Start with yourself and your team
Make a checklist to check the changes you have made within the past 6 months or the period in question. E.g:
1. A PPC campaign that you have run and then stopped . They increase paid traffic and organic traffic along the way, but after stopping, a certain drop is normal.
2. Your lost backlinks - especially those that used to bring in a lot of visitors .
3. Good site content has been removed . As a rule of thumb, before deleting content, you should check its performance and never delete the best pages or posts.
4. Changes or updates to any themes, plugins or third-party tools on your WordPress site may cause disruptions. Double check which parts of the Latest Mailing Database site are affected and whether they are functioning well.
5. No more content promotion (for example, you stop sharing on social media). This will be considered a drop in traffic from these sources. After careful targeting with the right type of content, you must resume promotions to get your audience engaged and engaged again.
6. Missing content updates . Search engines (Google) generally index updated pages more frequently, and if nothing is updated on your site after a while, this can be one of the main reasons why traffic keeps dropping.
7. Generate new content from time to time . It is recommended to write new content at least once a month, but if competition is high, you may have to switch between several articles per week.
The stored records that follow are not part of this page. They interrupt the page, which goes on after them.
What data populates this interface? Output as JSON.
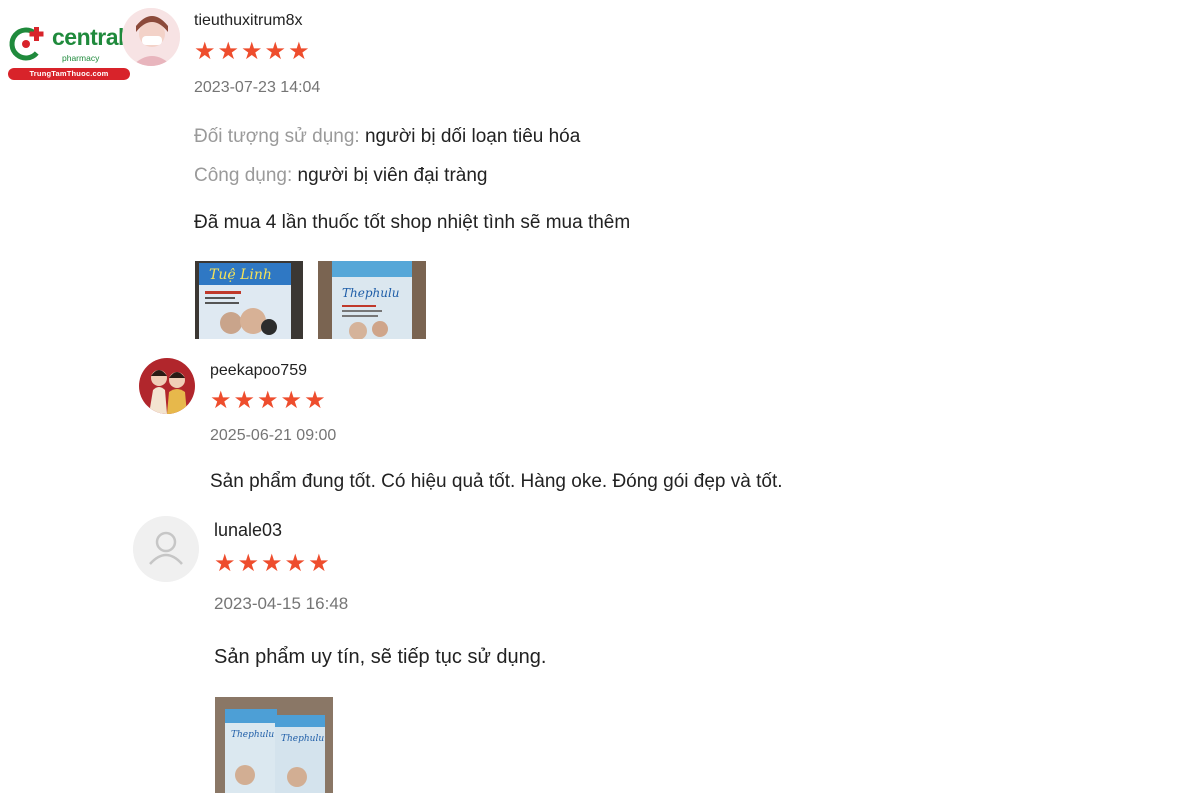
{
  "brand": {
    "name": "central",
    "tagline": "pharmacy",
    "site": "TrungTamThuoc.com",
    "colors": {
      "green": "#1f8a3c",
      "red": "#d8232a"
    }
  },
  "star_color": "#ee4d2d",
  "reviews": [
    {
      "username": "tieuthuxitrum8x",
      "rating": 5,
      "date": "2023-07-23 14:04",
      "attributes": [
        {
          "label": "Đối tượng sử dụng:",
          "value": "người bị dối loạn tiêu hóa"
        },
        {
          "label": "Công dụng:",
          "value": "người bị viên đại tràng"
        }
      ],
      "comment": "Đã mua 4 lần thuốc tốt shop nhiệt tình sẽ mua thêm",
      "photos": [
        "product-photo",
        "product-photo"
      ]
    },
    {
      "username": "peekapoo759",
      "rating": 5,
      "date": "2025-06-21 09:00",
      "comment": "Sản phẩm đung tốt. Có hiệu quả tốt. Hàng oke. Đóng gói đẹp và tốt.",
      "photos": []
    },
    {
      "username": "lunale03",
      "rating": 5,
      "date": "2023-04-15 16:48",
      "comment": "Sản phẩm uy tín, sẽ tiếp tục sử dụng.",
      "photos": [
        "product-photo"
      ]
    }
  ],
  "product_photo_text": {
    "brand_line": "Thephulu",
    "script_title": "Tuệ Linh"
  }
}
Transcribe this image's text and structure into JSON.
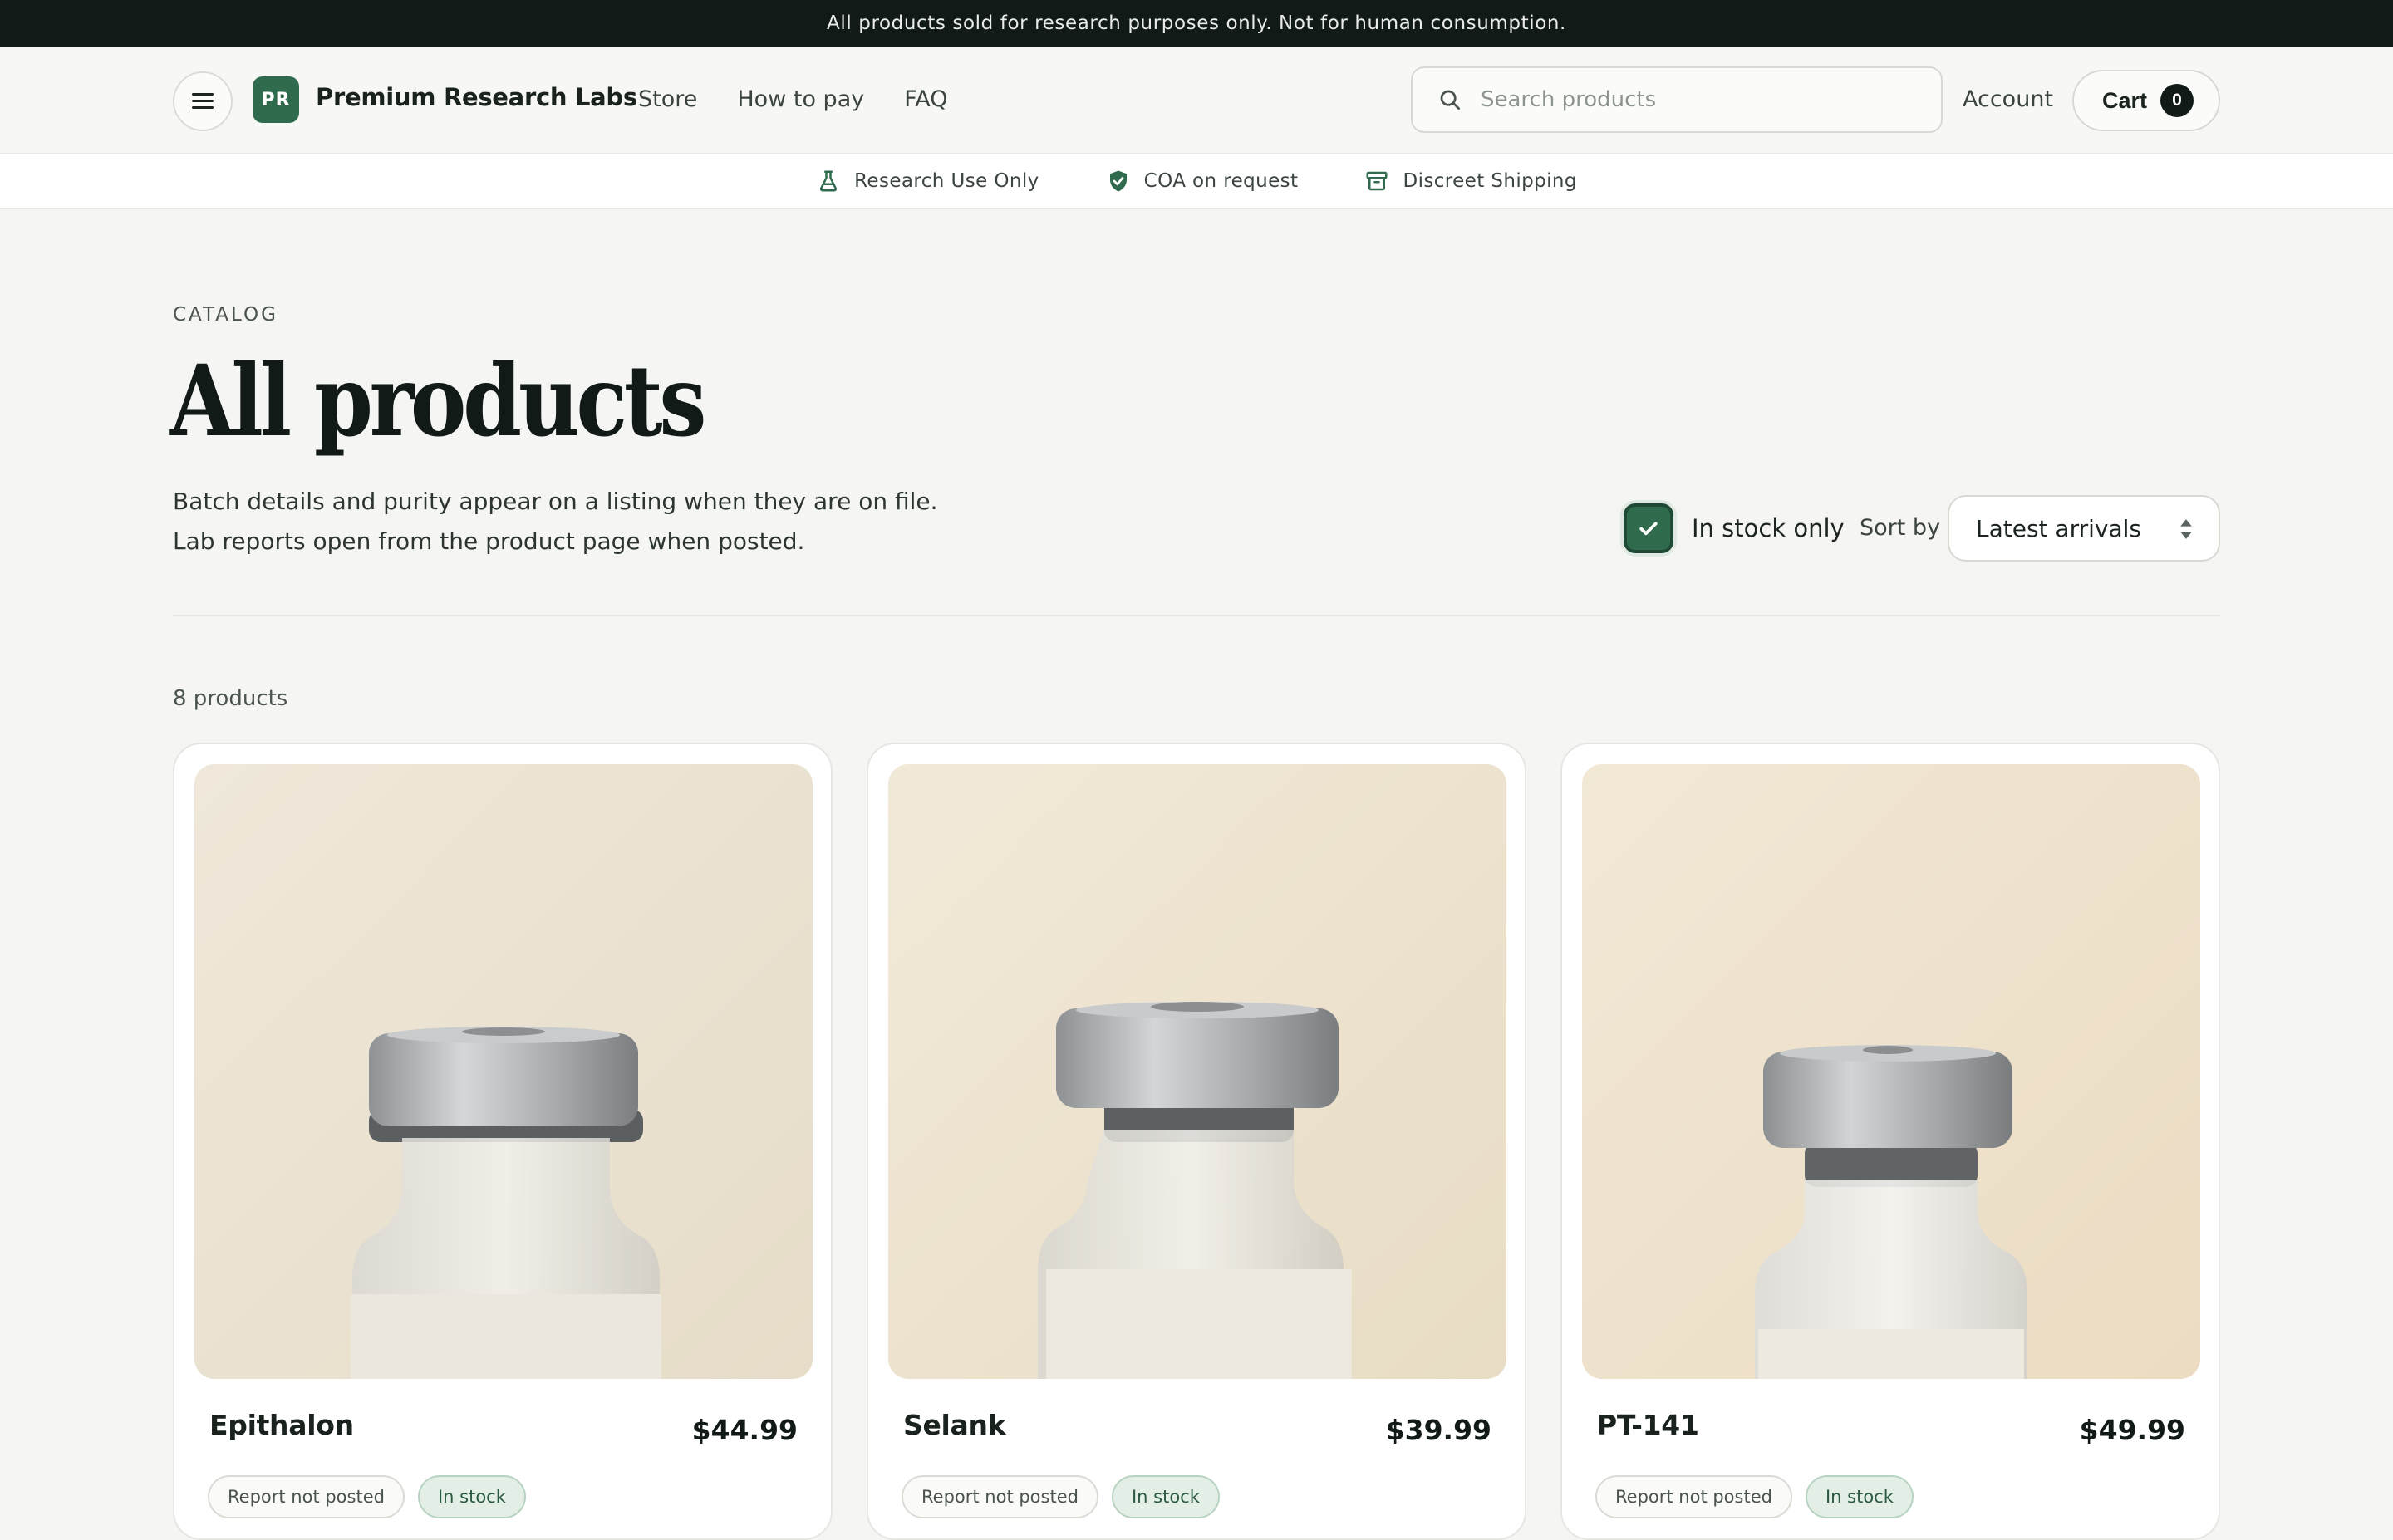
{
  "announcement": "All products sold for research purposes only. Not for human consumption.",
  "header": {
    "logo_initials": "PR",
    "brand": "Premium Research Labs",
    "nav": [
      "Store",
      "How to pay",
      "FAQ"
    ],
    "search_placeholder": "Search products",
    "account": "Account",
    "cart_label": "Cart",
    "cart_count": "0"
  },
  "trust": [
    "Research Use Only",
    "COA on request",
    "Discreet Shipping"
  ],
  "catalog": {
    "eyebrow": "CATALOG",
    "title": "All products",
    "intro": "Batch details and purity appear on a listing when they are on file. Lab reports open from the product page when posted.",
    "in_stock_label": "In stock only",
    "in_stock_checked": true,
    "sort_label": "Sort by",
    "sort_value": "Latest arrivals",
    "count": "8 products"
  },
  "products": [
    {
      "name": "Epithalon",
      "price": "$44.99",
      "report": "Report not posted",
      "stock": "In stock"
    },
    {
      "name": "Selank",
      "price": "$39.99",
      "report": "Report not posted",
      "stock": "In stock"
    },
    {
      "name": "PT-141",
      "price": "$49.99",
      "report": "Report not posted",
      "stock": "In stock"
    }
  ],
  "colors": {
    "brand_green": "#2f6b4c",
    "announcement_bg": "#121a17",
    "page_bg": "#f5f6f3"
  }
}
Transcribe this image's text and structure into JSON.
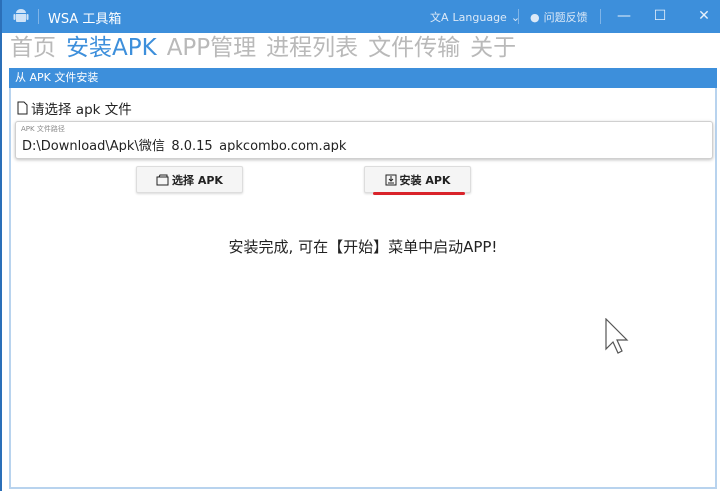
{
  "window": {
    "title": "WSA 工具箱",
    "language_label": "Language",
    "feedback_label": "问题反馈",
    "accent": "#3d8fdb"
  },
  "nav": {
    "items": [
      "首页",
      "安装APK",
      "APP管理",
      "进程列表",
      "文件传输",
      "关于"
    ],
    "active": 1
  },
  "panel": {
    "header": "从 APK 文件安装",
    "choose_label": "请选择 apk 文件",
    "path_label": "APK 文件路径",
    "path_value": "D:\\Download\\Apk\\微信_8.0.15_apkcombo.com.apk",
    "select_button": "选择 APK",
    "install_button": "安装 APK",
    "status_message": "安装完成, 可在【开始】菜单中启动APP!"
  }
}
This way, you create more value for your customers and more value for more pages that Google can crawl and display in the SERPs.
8. Design/UX issues . Yes, the drop in traffic may be due to changes in design and overall user experience. As a rule of thumb, when you change the way you interact with your users, there is always a risk of losing some of your users – as seen in the number of returning users. User pathways are very important, so do good testing before making changes, and make changes in small, measurable steps to give users time to adapt and a chance to measure the impact of each change themselves.
9. High bounce rate and low conversion rate . It's also up to you: if the visitor leaves the site quickly, it's a bad sign for Google if the UX is bad or you're not delivering what they want. As a result, your rankings may continue to drop and affect your website traffic.